Skip Ribbon Commands
Skip to main content



 ‭(Hidden)‬ Catalog-Item Reuse

3 Ways to Determine if a Prospect Is Worth Your Time

Stop spending time on low-probability opportunities and instead focus on prospects who are a right fit. Here are three ways to make sure you aren’t wasting your time on a prospect.
Sponsored by
3 ways to determine if a prospect is worth your time

Not all prospects are created equal. This might sound like blasphemy, but it's true. Producers with robust pipelines know it, and so should producers who struggle with maintaining a continuous flow of prospects. The sooner you recognize which prospects are worth investing in, the better.

Unless you live in an area of the country where demographics are a challenge, it's likely there are more prospects that fall within your right-fit profile than you could possibly do business with in a given year. The issue is producers often spend time on low-probability opportunities, instead of focusing on prospects who are a right fit.

Here are three ways to make sure you aren't wasting your time on a prospect:

1) Determine what makes a prospect the right fit. One of the greatest gifts of being a producer is the ability to determine your area of specialization and the types of accounts you want to build your book of business around. If you enjoy engaging with people who get their hands dirty, specialty trade contractors may be your target. Excited about new products and development? Perhaps you're suited to target startups or manufacturers.

There are so many options.

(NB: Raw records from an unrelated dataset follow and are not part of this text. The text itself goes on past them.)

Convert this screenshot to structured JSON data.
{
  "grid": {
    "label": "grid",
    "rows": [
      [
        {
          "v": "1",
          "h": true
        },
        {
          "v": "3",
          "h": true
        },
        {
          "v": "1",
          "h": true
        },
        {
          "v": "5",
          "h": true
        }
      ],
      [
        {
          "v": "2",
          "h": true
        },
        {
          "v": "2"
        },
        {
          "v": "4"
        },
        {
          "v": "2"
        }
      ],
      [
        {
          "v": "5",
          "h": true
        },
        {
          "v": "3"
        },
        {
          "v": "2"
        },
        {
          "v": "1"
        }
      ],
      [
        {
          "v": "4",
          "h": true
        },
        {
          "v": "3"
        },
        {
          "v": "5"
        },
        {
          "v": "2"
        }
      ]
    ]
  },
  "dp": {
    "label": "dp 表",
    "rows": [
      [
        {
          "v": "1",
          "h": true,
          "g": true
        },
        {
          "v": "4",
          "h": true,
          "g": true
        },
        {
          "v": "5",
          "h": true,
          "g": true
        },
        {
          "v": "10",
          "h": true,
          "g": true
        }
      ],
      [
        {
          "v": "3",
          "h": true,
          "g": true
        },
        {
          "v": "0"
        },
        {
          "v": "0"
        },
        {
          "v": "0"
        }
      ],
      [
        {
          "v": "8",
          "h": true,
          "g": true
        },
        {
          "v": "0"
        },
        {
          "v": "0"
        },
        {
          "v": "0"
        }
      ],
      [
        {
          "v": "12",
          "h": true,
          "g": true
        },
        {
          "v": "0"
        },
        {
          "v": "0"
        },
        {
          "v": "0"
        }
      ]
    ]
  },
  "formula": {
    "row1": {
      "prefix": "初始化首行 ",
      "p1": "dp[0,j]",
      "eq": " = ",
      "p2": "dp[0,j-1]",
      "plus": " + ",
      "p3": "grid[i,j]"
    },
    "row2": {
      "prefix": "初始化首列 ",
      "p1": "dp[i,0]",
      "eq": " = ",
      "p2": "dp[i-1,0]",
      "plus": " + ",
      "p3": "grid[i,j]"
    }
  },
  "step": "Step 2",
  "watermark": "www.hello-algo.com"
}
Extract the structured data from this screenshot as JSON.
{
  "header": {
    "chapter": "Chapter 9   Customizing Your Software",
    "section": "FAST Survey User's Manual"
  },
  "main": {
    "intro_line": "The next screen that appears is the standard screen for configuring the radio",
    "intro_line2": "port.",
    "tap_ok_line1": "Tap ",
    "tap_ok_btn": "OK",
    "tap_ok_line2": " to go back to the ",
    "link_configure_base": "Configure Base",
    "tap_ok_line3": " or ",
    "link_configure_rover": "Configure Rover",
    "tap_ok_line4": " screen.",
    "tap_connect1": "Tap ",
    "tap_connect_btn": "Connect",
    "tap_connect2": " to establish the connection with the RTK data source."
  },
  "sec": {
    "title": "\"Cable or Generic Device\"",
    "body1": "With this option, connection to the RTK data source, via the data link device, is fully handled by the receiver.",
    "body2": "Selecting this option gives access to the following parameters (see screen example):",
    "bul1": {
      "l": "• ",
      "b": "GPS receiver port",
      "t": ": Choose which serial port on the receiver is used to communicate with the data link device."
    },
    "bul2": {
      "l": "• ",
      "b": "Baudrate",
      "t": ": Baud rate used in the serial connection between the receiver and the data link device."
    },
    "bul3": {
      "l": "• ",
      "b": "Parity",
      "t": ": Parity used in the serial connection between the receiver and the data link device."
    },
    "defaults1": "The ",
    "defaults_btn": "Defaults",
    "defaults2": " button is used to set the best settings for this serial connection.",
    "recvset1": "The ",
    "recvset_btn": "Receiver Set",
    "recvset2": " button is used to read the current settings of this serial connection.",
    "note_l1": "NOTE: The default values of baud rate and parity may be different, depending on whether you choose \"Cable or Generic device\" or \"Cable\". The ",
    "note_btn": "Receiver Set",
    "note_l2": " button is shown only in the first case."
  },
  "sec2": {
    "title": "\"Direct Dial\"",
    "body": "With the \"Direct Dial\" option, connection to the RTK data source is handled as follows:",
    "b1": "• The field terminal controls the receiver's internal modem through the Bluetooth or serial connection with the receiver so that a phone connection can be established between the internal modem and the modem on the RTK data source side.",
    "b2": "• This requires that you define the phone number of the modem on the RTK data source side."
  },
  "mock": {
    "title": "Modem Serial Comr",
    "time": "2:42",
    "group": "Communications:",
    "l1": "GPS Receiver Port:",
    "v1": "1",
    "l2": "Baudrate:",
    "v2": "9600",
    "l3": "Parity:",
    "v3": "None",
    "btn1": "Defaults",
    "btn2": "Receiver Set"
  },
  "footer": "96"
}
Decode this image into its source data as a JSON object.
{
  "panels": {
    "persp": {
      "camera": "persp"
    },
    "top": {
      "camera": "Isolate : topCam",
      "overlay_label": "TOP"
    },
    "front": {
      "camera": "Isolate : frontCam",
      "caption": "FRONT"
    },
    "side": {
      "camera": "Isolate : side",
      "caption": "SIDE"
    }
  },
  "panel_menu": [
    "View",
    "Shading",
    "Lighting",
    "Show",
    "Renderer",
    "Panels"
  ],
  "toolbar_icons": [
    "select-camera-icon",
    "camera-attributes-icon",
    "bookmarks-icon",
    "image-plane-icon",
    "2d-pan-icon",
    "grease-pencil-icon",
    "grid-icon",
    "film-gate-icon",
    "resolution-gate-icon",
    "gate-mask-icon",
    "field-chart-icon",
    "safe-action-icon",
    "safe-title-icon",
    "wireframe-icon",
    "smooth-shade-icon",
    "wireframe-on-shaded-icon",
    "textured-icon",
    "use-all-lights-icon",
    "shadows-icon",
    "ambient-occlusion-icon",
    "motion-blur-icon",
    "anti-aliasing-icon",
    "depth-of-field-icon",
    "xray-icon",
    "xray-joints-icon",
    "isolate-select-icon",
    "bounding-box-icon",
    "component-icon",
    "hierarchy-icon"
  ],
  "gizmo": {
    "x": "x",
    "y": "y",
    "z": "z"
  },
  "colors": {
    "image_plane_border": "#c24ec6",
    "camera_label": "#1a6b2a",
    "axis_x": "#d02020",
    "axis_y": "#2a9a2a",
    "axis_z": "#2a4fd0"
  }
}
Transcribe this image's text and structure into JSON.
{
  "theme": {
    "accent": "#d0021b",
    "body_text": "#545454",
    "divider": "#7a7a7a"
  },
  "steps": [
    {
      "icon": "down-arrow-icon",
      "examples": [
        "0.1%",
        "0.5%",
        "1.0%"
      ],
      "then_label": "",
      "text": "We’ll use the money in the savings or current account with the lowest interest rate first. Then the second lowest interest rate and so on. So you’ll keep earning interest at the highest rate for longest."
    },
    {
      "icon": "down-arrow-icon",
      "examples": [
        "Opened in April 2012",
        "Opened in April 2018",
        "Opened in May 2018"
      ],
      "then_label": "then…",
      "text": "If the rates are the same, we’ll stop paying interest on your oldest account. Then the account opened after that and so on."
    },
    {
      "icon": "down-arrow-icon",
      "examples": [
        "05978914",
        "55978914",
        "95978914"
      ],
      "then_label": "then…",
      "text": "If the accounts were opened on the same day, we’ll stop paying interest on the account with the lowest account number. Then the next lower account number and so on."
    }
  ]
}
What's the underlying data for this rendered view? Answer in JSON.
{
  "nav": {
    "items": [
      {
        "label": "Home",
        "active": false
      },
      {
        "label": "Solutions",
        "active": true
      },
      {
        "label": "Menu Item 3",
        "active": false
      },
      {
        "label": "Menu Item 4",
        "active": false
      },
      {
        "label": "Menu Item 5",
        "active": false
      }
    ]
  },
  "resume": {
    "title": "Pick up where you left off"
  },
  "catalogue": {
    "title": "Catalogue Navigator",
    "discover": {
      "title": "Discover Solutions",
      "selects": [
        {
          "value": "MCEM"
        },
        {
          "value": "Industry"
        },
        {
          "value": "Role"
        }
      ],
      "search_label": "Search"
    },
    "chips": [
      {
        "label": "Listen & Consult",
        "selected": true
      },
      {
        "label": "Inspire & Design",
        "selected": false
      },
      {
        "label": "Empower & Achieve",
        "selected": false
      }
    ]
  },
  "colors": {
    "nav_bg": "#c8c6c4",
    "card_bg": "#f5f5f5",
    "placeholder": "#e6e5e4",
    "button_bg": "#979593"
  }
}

The key is to select two or three industries that excite you and where opportunity exists to develop 10 or more clients within those industries. Additional considerations include average revenue per account and the ability to leverage existing centers of influence.

Narrowing your focus to two or three industries allows you to develop and grow your industry knowledge, gain an appreciation for the most frequent risks and better demonstrate to your prospects that you have an acute awareness of the challenges they face.

Beyond these basic qualifications, it is important to also be in tune with the characteristics of your buyer. This is a frequently overlooked consideration and one that can lead to working on low-probability opportunities.

2) Focus on your buyer's behavior. The most important qualifier to determine a right-fit prospect is their behavior. Are they curious? Are they actively engaged and collaborating with you? Or are they slow to respond or unable to commit the time necessary to engage in a meaningful way?

Buyers who don't demonstrate respect for your time or won't engage in an interactive manner do so for one of two reasons. Either their interest has not been piqued by what you have to say or they are accustomed to not needing to actively participate to get a quote. This doesn't necessarily make them a wrong fit for you. However, it should cause you to pause and evaluate if it makes sense to move forward. Before walking away, ask yourself the following questions:

  • Have I shared why it is necessary for the engagement to be interactive?
  • Have I demonstrated an understanding of their business and industry and the risks that often go unaddressed?
  • Have I shared the risk of simply getting a quote versus engaging in an interactive dialogue or a risk assessment conversation?

If your prospect continues to show little interest or fails to see the risk of not engaging, it's likely you're not a good fit to move forward together. But don't despair. The earlier in the sales process you determine this, the better. Spending too much time trying to convince your prospect is often time wasted.

3) Leverage the scarcity trigger. When you find yourself at that pivotal point of deciding if you should move forward or walk away from a prospect, consider leveraging the scarcity trigger. Simply put, people want more of the things of which they can have little or none of.

Using the scarcity trigger is as simple as saying, “It appears we may not be a good fit to work together. I have capacity to work with only a handful of new clients this year, and I find what I have to offer isn't a good fit for everyone I meet."

This statement is not only powerful but also truthful. You don't have capacity to work with everyone. Those who value what you have to offer and are open to collaborating earn a place at the front of the line. You have the power to choose.

Susan Toussaint is vice president, Growth Solutions, U.S. with ReSource Pro. For over a decade, Susan has been training, coaching and developing programs to help insurance professionals overcome barriers to organic growth. In 2006, she started Injury Management Partners, and in 2009, she co-founded Oceanus Partners with her partner, Frank Pennachio. Today, she is a full-time trainer and consultant focused on developing products and training that help clients attract, acquire and retain profitable, right-fit business.

Friday, April 15, 2022
Sales & Marketing